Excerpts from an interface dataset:
=-=-=

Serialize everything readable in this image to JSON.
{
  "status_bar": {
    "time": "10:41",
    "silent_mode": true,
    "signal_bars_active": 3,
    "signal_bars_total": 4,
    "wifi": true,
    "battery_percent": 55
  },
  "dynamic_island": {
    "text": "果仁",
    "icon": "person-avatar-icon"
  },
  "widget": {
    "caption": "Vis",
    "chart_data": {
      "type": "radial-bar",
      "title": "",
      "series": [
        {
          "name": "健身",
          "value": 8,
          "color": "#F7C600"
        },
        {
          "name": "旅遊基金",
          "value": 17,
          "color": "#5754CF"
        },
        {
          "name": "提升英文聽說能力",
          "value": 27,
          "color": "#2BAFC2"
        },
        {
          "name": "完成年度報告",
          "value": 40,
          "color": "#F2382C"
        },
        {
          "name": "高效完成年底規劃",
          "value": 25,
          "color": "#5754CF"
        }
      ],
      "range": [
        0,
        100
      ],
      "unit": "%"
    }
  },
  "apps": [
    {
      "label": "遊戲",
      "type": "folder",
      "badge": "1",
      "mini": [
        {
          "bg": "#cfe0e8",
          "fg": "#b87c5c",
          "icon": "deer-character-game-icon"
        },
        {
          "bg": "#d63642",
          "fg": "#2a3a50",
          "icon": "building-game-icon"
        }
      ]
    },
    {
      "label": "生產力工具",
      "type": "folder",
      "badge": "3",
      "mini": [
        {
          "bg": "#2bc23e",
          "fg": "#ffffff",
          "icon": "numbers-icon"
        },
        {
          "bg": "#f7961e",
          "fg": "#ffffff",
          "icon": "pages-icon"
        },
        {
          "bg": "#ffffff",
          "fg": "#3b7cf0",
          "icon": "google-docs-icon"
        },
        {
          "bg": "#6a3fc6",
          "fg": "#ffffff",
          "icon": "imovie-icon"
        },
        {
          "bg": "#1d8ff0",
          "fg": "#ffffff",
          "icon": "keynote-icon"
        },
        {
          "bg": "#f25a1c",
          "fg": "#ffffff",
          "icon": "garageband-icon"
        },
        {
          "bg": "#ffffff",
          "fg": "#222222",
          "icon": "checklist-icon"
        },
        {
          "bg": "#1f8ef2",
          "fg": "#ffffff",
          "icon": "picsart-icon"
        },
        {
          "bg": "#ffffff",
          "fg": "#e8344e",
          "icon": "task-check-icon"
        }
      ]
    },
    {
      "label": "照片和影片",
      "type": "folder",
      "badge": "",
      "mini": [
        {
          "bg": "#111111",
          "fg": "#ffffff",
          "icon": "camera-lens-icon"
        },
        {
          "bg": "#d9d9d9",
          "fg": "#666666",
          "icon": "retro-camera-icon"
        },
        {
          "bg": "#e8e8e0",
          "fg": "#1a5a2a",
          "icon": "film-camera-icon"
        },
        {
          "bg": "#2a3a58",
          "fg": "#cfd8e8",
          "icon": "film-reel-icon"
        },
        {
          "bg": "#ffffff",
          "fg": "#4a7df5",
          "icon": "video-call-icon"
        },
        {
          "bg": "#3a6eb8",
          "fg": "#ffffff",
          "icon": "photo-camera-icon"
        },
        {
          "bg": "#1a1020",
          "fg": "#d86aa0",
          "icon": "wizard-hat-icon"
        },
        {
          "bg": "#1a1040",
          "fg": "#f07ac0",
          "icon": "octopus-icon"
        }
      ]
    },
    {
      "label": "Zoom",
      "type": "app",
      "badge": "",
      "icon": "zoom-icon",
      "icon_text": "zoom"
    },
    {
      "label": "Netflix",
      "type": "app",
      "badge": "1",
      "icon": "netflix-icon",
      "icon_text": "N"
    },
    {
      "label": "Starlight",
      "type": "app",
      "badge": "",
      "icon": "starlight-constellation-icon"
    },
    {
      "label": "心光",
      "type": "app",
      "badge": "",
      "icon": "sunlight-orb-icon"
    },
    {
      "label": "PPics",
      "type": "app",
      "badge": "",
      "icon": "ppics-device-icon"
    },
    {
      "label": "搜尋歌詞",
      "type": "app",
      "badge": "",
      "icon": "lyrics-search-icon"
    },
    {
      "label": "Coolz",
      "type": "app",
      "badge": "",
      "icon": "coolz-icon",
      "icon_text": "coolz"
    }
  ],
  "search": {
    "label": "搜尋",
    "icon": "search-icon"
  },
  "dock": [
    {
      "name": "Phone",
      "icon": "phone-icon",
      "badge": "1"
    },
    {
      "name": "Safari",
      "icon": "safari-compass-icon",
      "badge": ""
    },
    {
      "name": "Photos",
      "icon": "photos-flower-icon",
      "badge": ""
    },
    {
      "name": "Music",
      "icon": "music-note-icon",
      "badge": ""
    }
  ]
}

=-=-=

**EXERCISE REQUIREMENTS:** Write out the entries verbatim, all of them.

**WRITTEN SOLUTION:**
Serialize everything readable in this image to JSON.
{
  "status_bar": {
    "time": "10:41",
    "silent_mode": true,
    "signal_bars_active": 3,
    "signal_bars_total": 4,
    "wifi": true,
    "battery_percent": 55
  },
  "dynamic_island": {
    "text": "果仁",
    "icon": "person-avatar-icon"
  },
  "widget": {
    "caption": "Vis",
    "chart_data": {
      "type": "radial-bar",
      "title": "",
      "series": [
        {
          "name": "健身",
          "value": 8,
          "color": "#F7C600"
        },
        {
          "name": "旅遊基金",
          "value": 17,
          "color": "#5754CF"
        },
        {
          "name": "提升英文聽說能力",
          "value": 27,
          "color": "#2BAFC2"
        },
        {
          "name": "完成年度報告",
          "value": 40,
          "color": "#F2382C"
        },
        {
          "name": "高效完成年底規劃",
          "value": 25,
          "color": "#5754CF"
        }
      ],
      "range": [
        0,
        100
      ],
      "unit": "%"
    }
  },
  "apps": [
    {
      "label": "遊戲",
      "type": "folder",
      "badge": "1",
      "mini": [
        {
          "bg": "#cfe0e8",
          "fg": "#b87c5c",
          "icon": "deer-character-game-icon"
        },
        {
          "bg": "#d63642",
          "fg": "#2a3a50",
          "icon": "building-game-icon"
        }
      ]
    },
    {
      "label": "生產力工具",
      "type": "folder",
      "badge": "3",
      "mini": [
        {
          "bg": "#2bc23e",
          "fg": "#ffffff",
          "icon": "numbers-icon"
        },
        {
          "bg": "#f7961e",
          "fg": "#ffffff",
          "icon": "pages-icon"
        },
        {
          "bg": "#ffffff",
          "fg": "#3b7cf0",
          "icon": "google-docs-icon"
        },
        {
          "bg": "#6a3fc6",
          "fg": "#ffffff",
          "icon": "imovie-icon"
        },
        {
          "bg": "#1d8ff0",
          "fg": "#ffffff",
          "icon": "keynote-icon"
        },
        {
          "bg": "#f25a1c",
          "fg": "#ffffff",
          "icon": "garageband-icon"
        },
        {
          "bg": "#ffffff",
          "fg": "#222222",
          "icon": "checklist-icon"
        },
        {
          "bg": "#1f8ef2",
          "fg": "#ffffff",
          "icon": "picsart-icon"
        },
        {
          "bg": "#ffffff",
          "fg": "#e8344e",
          "icon": "task-check-icon"
        }
      ]
    },
    {
      "label": "照片和影片",
      "type": "folder",
      "badge": "",
      "mini": [
        {
          "bg": "#111111",
          "fg": "#ffffff",
          "icon": "camera-lens-icon"
        },
        {
          "bg": "#d9d9d9",
          "fg": "#666666",
          "icon": "retro-camera-icon"
        },
        {
          "bg": "#e8e8e0",
          "fg": "#1a5a2a",
          "icon": "film-camera-icon"
        },
        {
          "bg": "#2a3a58",
          "fg": "#cfd8e8",
          "icon": "film-reel-icon"
        },
        {
          "bg": "#ffffff",
          "fg": "#4a7df5",
          "icon": "video-call-icon"
        },
        {
          "bg": "#3a6eb8",
          "fg": "#ffffff",
          "icon": "photo-camera-icon"
        },
        {
          "bg": "#1a1020",
          "fg": "#d86aa0",
          "icon": "wizard-hat-icon"
        },
        {
          "bg": "#1a1040",
          "fg": "#f07ac0",
          "icon": "octopus-icon"
        }
      ]
    },
    {
      "label": "Zoom",
      "type": "app",
      "badge": "",
      "icon": "zoom-icon",
      "icon_text": "zoom"
    },
    {
      "label": "Netflix",
      "type": "app",
      "badge": "1",
      "icon": "netflix-icon",
      "icon_text": "N"
    },
    {
      "label": "Starlight",
      "type": "app",
      "badge": "",
      "icon": "starlight-constellation-icon"
    },
    {
      "label": "心光",
      "type": "app",
      "badge": "",
      "icon": "sunlight-orb-icon"
    },
    {
      "label": "PPics",
      "type": "app",
      "badge": "",
      "icon": "ppics-device-icon"
    },
    {
      "label": "搜尋歌詞",
      "type": "app",
      "badge": "",
      "icon": "lyrics-search-icon"
    },
    {
      "label": "Coolz",
      "type": "app",
      "badge": "",
      "icon": "coolz-icon",
      "icon_text": "coolz"
    }
  ],
  "search": {
    "label": "搜尋",
    "icon": "search-icon"
  },
  "dock": [
    {
      "name": "Phone",
      "icon": "phone-icon",
      "badge": "1"
    },
    {
      "name": "Safari",
      "icon": "safari-compass-icon",
      "badge": ""
    },
    {
      "name": "Photos",
      "icon": "photos-flower-icon",
      "badge": ""
    },
    {
      "name": "Music",
      "icon": "music-note-icon",
      "badge": ""
    }
  ]
}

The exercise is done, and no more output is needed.